Economists have documented pervasive correlations between legal origins, modern regulation, and economic outcomes around the world. Where legal origin is exogenous, however, it is almost perfectly correlated with another set of potentially relevant background variables: the colonial policies of the European powers that spread the “origin” legal systems through the world. We attempt to disentangle these factors by exploiting the imperfect overlap of colonizer and legal origin, and looking at possible channels, such as the structure of the legal system, through which these factors might influence contemporary economic outcomes. We find strong evidence in favor of non-legal colonial explanations for economic growth. For other dependent variables, the results are mixed.
Banking and Finance | Civil Law | Comparative and Foreign Law | Courts | Law and Economics | Legal History, Theory and Process

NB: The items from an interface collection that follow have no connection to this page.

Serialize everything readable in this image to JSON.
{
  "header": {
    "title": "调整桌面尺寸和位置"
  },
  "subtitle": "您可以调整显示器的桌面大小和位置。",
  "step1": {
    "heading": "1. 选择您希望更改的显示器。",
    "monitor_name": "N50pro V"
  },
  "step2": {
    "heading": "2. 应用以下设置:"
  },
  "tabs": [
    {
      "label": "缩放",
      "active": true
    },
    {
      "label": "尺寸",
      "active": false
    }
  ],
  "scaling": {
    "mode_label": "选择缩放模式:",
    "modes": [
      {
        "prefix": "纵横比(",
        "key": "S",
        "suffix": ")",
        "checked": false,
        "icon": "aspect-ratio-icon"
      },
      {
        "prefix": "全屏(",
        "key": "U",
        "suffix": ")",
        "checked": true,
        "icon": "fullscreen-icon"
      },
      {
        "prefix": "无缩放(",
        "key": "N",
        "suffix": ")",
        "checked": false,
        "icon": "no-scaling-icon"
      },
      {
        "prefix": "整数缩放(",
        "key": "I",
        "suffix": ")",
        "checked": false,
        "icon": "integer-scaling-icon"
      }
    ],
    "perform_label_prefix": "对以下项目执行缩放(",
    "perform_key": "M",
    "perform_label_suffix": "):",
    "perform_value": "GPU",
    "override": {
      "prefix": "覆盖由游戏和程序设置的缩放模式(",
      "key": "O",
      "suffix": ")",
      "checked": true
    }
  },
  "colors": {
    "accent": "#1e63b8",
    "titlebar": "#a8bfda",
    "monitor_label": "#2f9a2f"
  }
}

Date of this Version
Daniel M. Klerman, Paul Mahoney, Holger Spamann, and Mark Ira Weinstein, "Legal Origin or Colonial History?" (August 2011). University of Southern California Law and Economics Working Paper Series. Working Paper 132.